Verywell Family uses only high-quality sources, including peer-reviewed studies, to support the facts within our articles. Read our editorial process to learn more about how we fact-check and keep our content accurate, reliable, and trustworthy.
  1. American College of Obstetricians and Gynecologists. Interpregnancy care.

  2. American College of Obstetricians and Gynecologists. Multiple pregnancy.

  3. Surico D, Amadori R, Ferrero F, Vigone A, Leo L, Surico N. Dichorionic pregnancy: Delayed interval delivery with endoloop ligation. Twin Res Hum Genet. 2012;15(4):537-540. doi:10.1017/thg.2012.35

  4. Guinness World Records. Longest interval between birth of twins.

  5. American Academy of Pediatrics.

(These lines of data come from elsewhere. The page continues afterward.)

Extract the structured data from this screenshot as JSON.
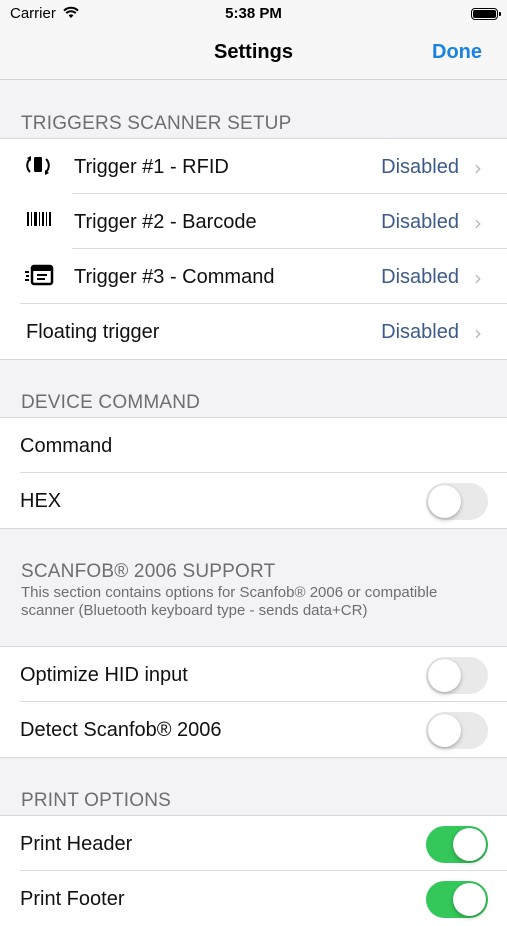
{
  "status_bar": {
    "carrier": "Carrier",
    "time": "5:38 PM"
  },
  "nav": {
    "title": "Settings",
    "done_label": "Done"
  },
  "colors": {
    "accent": "#1a82e0",
    "value_text": "#3c5a8a",
    "switch_on": "#34c759"
  },
  "sections": {
    "triggers": {
      "header": "TRIGGERS SCANNER SETUP",
      "rows": [
        {
          "icon": "rfid-icon",
          "label": "Trigger #1 - RFID",
          "value": "Disabled"
        },
        {
          "icon": "barcode-icon",
          "label": "Trigger #2 - Barcode",
          "value": "Disabled"
        },
        {
          "icon": "command-icon",
          "label": "Trigger #3 - Command",
          "value": "Disabled"
        },
        {
          "label": "Floating trigger",
          "value": "Disabled"
        }
      ]
    },
    "device_command": {
      "header": "DEVICE COMMAND",
      "command_label": "Command",
      "hex_label": "HEX",
      "hex_on": false
    },
    "scanfob": {
      "header": "SCANFOB® 2006 SUPPORT",
      "description": "This section contains options for Scanfob® 2006 or compatible scanner (Bluetooth keyboard type - sends data+CR)",
      "optimize_label": "Optimize HID input",
      "optimize_on": false,
      "detect_label": "Detect Scanfob® 2006",
      "detect_on": false
    },
    "print": {
      "header": "PRINT OPTIONS",
      "header_label": "Print Header",
      "header_on": true,
      "footer_label": "Print Footer",
      "footer_on": true
    }
  }
}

Preparing for twins.

  6. Cleveland Clinic. When and how to sleep train your baby.

  7. American Academy of Pediatrics. Importance of self-care: why parents need time-out.

  8. Library of Congress. Immigration and relocation in U.S. history: Irish adaptation and assimilation.